Resuming Everyday Activities After a Shoulder Injury

I have been treated by an occupational therapist for “frozen shoulder” (pain and stiffness from inflammation) for 4 months.

I was previously misdiagnosed, but when I finally made the right decision to seek medical intervention by an orthopedic surgeon, I was diagnosed properly and referred to Michael (owner of Helping Hands Therapy Center). When I met him, I had excruciating pain in my right humerus and had very limited range of motion. I couldn't sleep due to the pain. Injections and painkillers did not help. After the evaluation, I knew that I would be in "good hands" with Michael. He was totally transparent with the course of therapy and the prognosis. He told me that with aggressive treatments and diligence on my part with off-site exercises, I would get back a good arm and shoulder. I go swimming a couple of times a week, and do fitness activities which Michael definitely endorses. He said that his therapy would not be fun, but that I would see positive results and be able to resume my swimming and other activities.
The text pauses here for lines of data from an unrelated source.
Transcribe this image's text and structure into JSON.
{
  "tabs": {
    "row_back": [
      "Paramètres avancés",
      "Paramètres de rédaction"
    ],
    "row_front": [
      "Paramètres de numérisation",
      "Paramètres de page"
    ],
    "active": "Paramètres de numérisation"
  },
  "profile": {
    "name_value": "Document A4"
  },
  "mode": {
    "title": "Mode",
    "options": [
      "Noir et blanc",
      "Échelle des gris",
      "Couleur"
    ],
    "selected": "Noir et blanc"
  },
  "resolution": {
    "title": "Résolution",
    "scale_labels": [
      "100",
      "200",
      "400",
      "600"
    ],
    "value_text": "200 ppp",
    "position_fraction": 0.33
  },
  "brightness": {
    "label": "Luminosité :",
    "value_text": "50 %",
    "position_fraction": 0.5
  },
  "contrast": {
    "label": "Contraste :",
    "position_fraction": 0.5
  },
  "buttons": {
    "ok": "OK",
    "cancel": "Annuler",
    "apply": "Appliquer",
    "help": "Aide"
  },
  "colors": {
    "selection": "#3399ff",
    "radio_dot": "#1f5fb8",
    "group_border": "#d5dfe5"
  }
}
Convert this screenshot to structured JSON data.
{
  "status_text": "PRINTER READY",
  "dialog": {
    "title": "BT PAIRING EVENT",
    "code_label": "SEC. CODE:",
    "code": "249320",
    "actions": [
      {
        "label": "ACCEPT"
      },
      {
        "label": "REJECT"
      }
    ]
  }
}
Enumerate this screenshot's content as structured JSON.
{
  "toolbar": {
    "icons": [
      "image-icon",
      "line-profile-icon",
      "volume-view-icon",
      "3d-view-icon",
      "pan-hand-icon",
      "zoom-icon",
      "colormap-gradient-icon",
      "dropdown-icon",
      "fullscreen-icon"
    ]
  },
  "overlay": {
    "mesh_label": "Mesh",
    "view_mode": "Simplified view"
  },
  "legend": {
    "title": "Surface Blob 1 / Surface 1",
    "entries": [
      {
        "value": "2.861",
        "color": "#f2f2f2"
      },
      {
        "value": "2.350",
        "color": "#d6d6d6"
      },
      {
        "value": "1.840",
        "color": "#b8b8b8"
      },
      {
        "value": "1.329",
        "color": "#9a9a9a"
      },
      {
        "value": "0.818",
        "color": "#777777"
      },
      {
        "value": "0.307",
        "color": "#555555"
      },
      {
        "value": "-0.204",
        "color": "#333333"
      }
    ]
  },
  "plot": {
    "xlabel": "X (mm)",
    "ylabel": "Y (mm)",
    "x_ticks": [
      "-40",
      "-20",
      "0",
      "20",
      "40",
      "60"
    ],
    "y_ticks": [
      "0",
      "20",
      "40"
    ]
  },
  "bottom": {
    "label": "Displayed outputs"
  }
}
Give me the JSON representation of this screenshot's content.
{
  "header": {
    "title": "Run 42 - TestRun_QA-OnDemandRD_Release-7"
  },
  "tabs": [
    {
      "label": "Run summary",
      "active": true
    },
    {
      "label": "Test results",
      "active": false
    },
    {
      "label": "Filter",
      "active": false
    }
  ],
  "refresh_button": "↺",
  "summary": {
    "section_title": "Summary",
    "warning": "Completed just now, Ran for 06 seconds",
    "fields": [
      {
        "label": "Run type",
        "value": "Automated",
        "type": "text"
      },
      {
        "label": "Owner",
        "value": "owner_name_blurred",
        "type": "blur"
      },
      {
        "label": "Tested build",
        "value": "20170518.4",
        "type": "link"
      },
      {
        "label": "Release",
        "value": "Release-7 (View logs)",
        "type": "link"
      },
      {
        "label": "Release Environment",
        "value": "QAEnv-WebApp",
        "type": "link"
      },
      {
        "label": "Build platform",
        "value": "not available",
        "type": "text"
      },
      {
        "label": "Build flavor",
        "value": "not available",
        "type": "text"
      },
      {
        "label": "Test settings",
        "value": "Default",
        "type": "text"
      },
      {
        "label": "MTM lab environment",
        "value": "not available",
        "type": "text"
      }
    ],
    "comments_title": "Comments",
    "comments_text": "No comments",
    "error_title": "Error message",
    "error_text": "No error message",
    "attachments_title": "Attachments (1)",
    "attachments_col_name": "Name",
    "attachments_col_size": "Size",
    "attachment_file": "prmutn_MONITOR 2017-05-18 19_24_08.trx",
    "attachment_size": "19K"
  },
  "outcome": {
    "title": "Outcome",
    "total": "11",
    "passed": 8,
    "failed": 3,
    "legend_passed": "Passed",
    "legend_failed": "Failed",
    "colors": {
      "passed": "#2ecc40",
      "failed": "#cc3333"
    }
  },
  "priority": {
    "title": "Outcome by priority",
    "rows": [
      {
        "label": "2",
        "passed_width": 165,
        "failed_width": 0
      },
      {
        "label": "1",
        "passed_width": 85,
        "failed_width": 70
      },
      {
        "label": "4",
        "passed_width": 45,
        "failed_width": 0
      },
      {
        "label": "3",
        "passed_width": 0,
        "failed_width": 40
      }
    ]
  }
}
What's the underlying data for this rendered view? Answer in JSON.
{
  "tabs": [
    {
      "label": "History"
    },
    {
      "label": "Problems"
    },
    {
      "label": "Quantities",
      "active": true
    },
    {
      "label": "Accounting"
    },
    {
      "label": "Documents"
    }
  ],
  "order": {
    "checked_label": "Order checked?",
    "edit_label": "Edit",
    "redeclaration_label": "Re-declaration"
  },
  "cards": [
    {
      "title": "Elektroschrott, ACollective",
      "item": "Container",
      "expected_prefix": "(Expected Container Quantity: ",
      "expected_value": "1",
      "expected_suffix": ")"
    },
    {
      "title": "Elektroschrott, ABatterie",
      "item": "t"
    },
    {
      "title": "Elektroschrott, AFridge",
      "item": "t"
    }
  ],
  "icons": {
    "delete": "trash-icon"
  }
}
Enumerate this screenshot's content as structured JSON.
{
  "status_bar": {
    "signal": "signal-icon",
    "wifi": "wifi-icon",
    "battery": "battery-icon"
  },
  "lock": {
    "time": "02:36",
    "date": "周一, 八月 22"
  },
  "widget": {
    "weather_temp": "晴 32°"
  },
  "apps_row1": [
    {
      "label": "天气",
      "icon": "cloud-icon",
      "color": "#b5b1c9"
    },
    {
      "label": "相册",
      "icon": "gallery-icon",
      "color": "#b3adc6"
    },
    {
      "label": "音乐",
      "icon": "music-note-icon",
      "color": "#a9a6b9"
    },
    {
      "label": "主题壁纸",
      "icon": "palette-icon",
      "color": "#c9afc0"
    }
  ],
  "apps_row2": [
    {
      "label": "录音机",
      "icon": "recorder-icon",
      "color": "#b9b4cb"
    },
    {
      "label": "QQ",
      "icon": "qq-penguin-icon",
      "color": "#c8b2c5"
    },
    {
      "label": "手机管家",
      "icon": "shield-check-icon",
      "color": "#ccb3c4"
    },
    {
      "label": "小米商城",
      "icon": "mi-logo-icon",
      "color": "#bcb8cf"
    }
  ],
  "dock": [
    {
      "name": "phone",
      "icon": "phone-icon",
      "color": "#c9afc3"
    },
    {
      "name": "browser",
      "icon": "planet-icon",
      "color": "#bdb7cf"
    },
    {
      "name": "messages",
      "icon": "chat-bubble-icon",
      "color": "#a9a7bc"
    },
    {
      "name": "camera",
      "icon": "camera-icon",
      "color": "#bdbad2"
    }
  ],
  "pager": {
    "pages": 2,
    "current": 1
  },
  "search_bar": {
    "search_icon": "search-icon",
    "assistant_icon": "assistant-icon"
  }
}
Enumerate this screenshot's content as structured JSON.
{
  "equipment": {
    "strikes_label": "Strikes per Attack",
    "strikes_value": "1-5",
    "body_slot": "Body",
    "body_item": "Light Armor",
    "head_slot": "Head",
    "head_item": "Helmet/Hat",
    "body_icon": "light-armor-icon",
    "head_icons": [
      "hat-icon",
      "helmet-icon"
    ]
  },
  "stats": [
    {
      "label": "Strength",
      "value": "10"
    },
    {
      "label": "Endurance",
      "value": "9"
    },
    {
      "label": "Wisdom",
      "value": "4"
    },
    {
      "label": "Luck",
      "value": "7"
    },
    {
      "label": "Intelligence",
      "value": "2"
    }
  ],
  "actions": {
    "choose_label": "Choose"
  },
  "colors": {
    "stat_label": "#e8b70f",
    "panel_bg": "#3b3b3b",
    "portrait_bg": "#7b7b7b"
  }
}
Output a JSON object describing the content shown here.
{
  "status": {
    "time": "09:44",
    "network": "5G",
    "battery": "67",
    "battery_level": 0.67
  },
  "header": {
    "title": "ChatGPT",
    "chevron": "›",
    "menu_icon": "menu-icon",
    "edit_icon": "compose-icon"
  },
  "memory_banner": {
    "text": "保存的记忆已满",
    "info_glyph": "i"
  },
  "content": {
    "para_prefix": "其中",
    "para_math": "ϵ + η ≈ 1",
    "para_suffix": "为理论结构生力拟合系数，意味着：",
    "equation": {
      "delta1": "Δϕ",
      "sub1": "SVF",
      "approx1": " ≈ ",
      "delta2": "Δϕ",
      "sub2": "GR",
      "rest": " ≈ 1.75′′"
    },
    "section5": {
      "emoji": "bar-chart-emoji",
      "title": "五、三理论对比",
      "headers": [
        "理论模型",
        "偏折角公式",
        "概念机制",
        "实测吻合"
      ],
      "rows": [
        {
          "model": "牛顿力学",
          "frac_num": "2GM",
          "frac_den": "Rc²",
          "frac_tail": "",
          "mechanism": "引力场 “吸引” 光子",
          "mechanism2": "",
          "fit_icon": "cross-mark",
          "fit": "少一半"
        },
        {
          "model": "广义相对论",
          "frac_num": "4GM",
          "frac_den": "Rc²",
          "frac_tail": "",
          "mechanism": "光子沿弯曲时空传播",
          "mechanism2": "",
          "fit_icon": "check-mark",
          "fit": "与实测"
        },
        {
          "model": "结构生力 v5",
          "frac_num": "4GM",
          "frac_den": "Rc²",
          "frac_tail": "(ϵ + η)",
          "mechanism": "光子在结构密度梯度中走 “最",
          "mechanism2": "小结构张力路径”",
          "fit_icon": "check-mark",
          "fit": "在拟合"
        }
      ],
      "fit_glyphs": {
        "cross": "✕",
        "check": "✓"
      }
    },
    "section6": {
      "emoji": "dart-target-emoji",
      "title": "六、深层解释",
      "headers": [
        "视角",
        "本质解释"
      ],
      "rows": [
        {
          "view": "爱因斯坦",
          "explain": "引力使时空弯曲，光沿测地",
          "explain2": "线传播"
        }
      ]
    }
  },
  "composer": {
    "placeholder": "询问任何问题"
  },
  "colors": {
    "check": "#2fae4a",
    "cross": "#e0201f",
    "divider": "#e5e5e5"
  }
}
When I went back to the orthopedic surgeon for a follow up after only three sessions with Michael, I had made more improvement than the doctor expected.

Before starting occupational therapy, I could not engage  in some daily tasks, such as putting on a shirt, sweater, and jacket. I also had trouble applying underarm deodorant on my left armpit (with my right hand due to my shoulder condition) and washing in that area. Placing things on shelves was also a major challenge. On the recreational front, I had trouble playing basketball (which is one of my favorite hobbies). Putting on my car seat belt was also a challenge. 

During the course of therapy, Michael accentuates stretching techniques. He also incorporates activities into the therapy sessions. For example, he shows me the best way to put on a shirt, sweater, and jacket to minimize the pain attached to these activities. This also applies to putting on a seatbelt. During the exercise portion of therapy, I place Velcro objects on a board as high as I can reach. Michael also encourages me to place objects on shelves (as high as I can reach) at home as a follow up. Since the shoulder doesn’t get as much exercise as the arm and hand, I am encouraged to keep my upper arm in motion as much as possible. Michael recommended that I wash and vacuum my car instead of taking it into a car wash. Although due to laziness I am tempted to cheat and take the easy way out, I have been cleaning my car myself and saving money, while helping my shoulder by keeping it moving. The drought in Brooklyn, New York, and the buildup of pollen on the car windows allow me to engage in this activity quite often. Regarding basketball, at the therapy center I use a combination exercise ball and rebounder, whereby the ball weight is gradually increased and the rebounder is raised accordingly as my range of motion and strength have increased. The area becomes a makeshift basketball court and has served its purpose well. In addition, I purchased a hoop and basketball for my apartment as a follow up activity. Due to Michael’s approach, I am now able to play on a regular basketball court with almost no limitations.

Michael approaches the treatments with a high degree of professionalism and expects his staff to behave in the same manner. He treats his patients with respect, dignity, and a sense of humor. I have written down all his humorous comments and refer to them when I need an emotional lift. Frankly, I am not Michael’s most cooperative patient. However, he is able to “bring me back in line” with his sense of humor.

At the end of each session, I thank Michael and shake his hand. His reply is, “It is my pleasure to help you.”

I expect to be finished with therapy in the next few weeks, with the results that I was hoping for. I currently have very few limitations, and I now consider my situation a minor nuisance. I owe Michael a great deal and wish him much continued success in his career.

Alan Taber